Assisted driving name blame
Before being dismissed as a Luddite, I admit to being a cautious admirer of systems that are intended to make driving both easier and safer, especially from a technical point of view. Yet, production cars are not fully-autonomous, even though one might think that they are able to drive themselves.
In their quest to be less demanding on the driver, I argue that degrees of driver-assistance systems have been fitted to cars for years. From the removal of manual ignition advance/retard controls from the steering column on pre-war vehicles, through to the increasing popularity of the automatic gearbox, power-assisted steering, cruise control and anti-skid systems all becoming virtually universal, technology has sought to make the car more user-friendly, by taking away some of the effort expended by the driver.
Yet, the increasing pace of electronics has seen motorcar development accelerate. While adding a camera and/or radar (which is likely to be supplemented by GPS mapping in the near future) has, quite literally, given the car ‘eyes’, it has heralded a number of Advanced Driver Assistance Systems (ADAS) that build upon the older technologies mentioned earlier. These include not only auto-dip matrix headlamps but also auto-brake and distance cruise capabilities. By linking these systems together to other functions in the car, all of which are monitored and controlled electronically (such as Electric Power Steering), the car can, quite literally, drive itself – but the fully-autonomous car is far from a safe reality even though this seems not to be realised by many drivers.
Thatcham Research and the Association of British Insurers (ABI) have called for greater clarity around the capability of vehicles sold with assisted driving technologies, due to incidents being blamed on drivers being over-reliant on the technology, with Thatcham reporting:

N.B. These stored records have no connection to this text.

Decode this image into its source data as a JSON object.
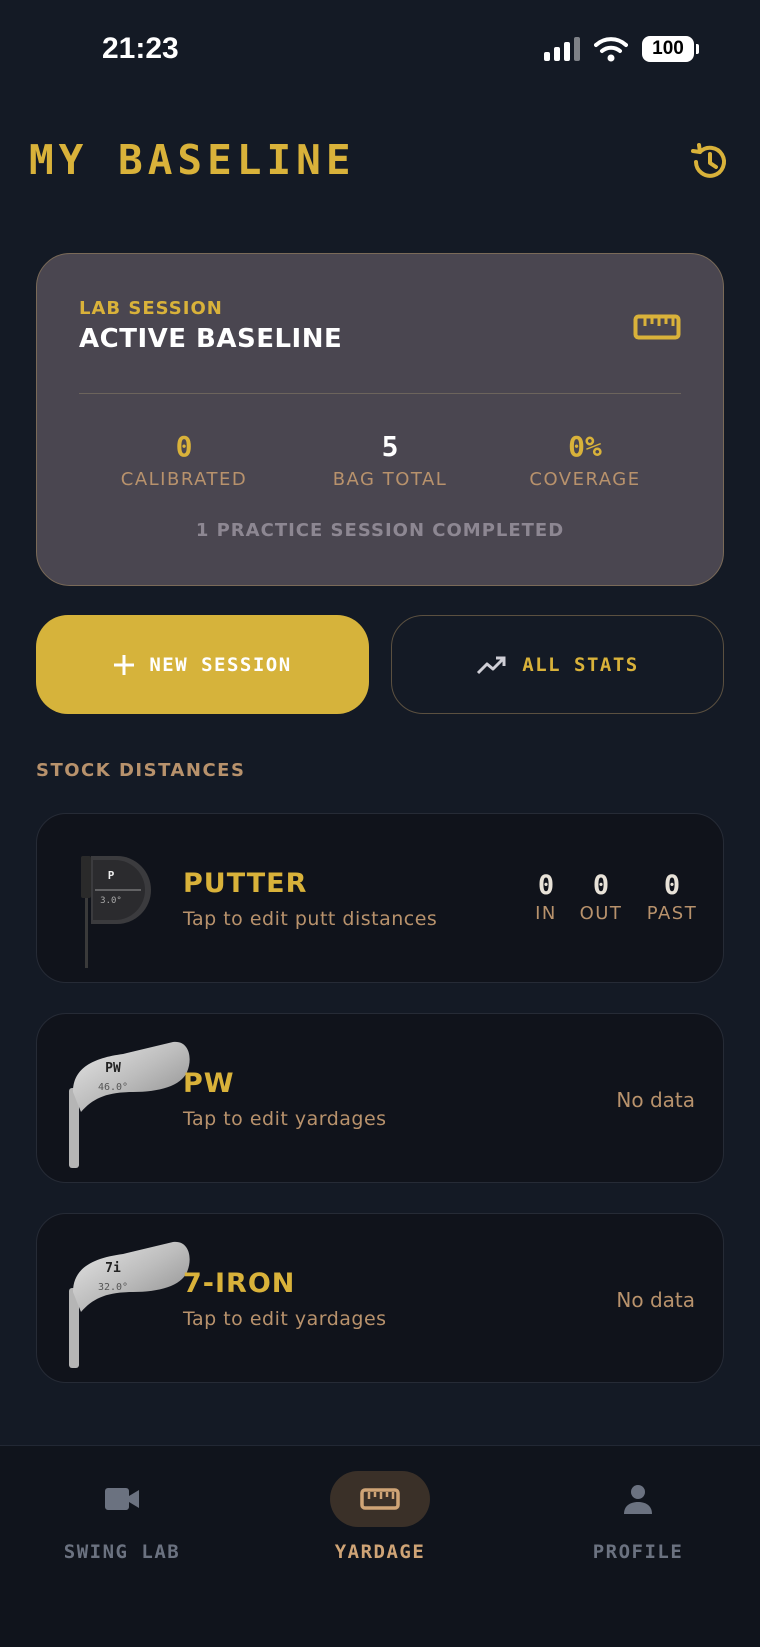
{
  "status_bar": {
    "time": "21:23",
    "battery": "100"
  },
  "header": {
    "title": "MY BASELINE"
  },
  "baseline_card": {
    "kicker": "LAB SESSION",
    "title": "ACTIVE BASELINE",
    "stats": [
      {
        "value": "0",
        "label": "CALIBRATED"
      },
      {
        "value": "5",
        "label": "BAG TOTAL"
      },
      {
        "value": "0%",
        "label": "COVERAGE"
      }
    ],
    "footer": "1 PRACTICE SESSION COMPLETED"
  },
  "actions": {
    "new_session": "NEW SESSION",
    "all_stats": "ALL STATS"
  },
  "stock": {
    "label": "STOCK DISTANCES",
    "clubs": [
      {
        "name": "PUTTER",
        "subtitle": "Tap to edit putt distances",
        "head_label": "P",
        "loft": "3.0°",
        "putts": [
          {
            "value": "0",
            "label": "IN"
          },
          {
            "value": "0",
            "label": "OUT"
          },
          {
            "value": "0",
            "label": "PAST"
          }
        ]
      },
      {
        "name": "PW",
        "subtitle": "Tap to edit yardages",
        "head_label": "PW",
        "loft": "46.0°",
        "status": "No data"
      },
      {
        "name": "7-IRON",
        "subtitle": "Tap to edit yardages",
        "head_label": "7i",
        "loft": "32.0°",
        "status": "No data"
      }
    ]
  },
  "nav": {
    "items": [
      {
        "label": "SWING LAB",
        "icon": "video-camera-icon"
      },
      {
        "label": "YARDAGE",
        "icon": "ruler-icon",
        "active": true
      },
      {
        "label": "PROFILE",
        "icon": "person-icon"
      }
    ]
  },
  "colors": {
    "accent": "#d9b23a",
    "muted": "#b8926c",
    "background": "#141a25",
    "card": "#4a4650"
  }
}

“We are starting to see real-life examples of the hazardous situations that occur when motorists expect the car to drive and function on its own. Specifically, where the technology is taking ownership of more and more of the driving task but the motorists may not be sufficiently aware that they are still required to take back control in problematic circumstances.”
Marketing to blame?
Thatcham blames carmakers for their promotional and naming policies. It highlights nomenclature, such as ‘Autopilot’ and ‘ProPilot’ as unclear terms that infer that the car can do more than it can.
The ABI advises that, drivers need to remain alert and be ready to take back control at all times. More tellingly, it revealed that the insurance industry is ready to hold manufacturers to account, if they are irresponsible in their descriptions of what a vehicle can do.
If you are looking to buy a new car and are confused about the technologies, not only ask your salesman to explain but also consult Thatcham’s advice document, which should provide a degree of clarity. Crucially, never forget that these systems should not replace your own skill and judgement.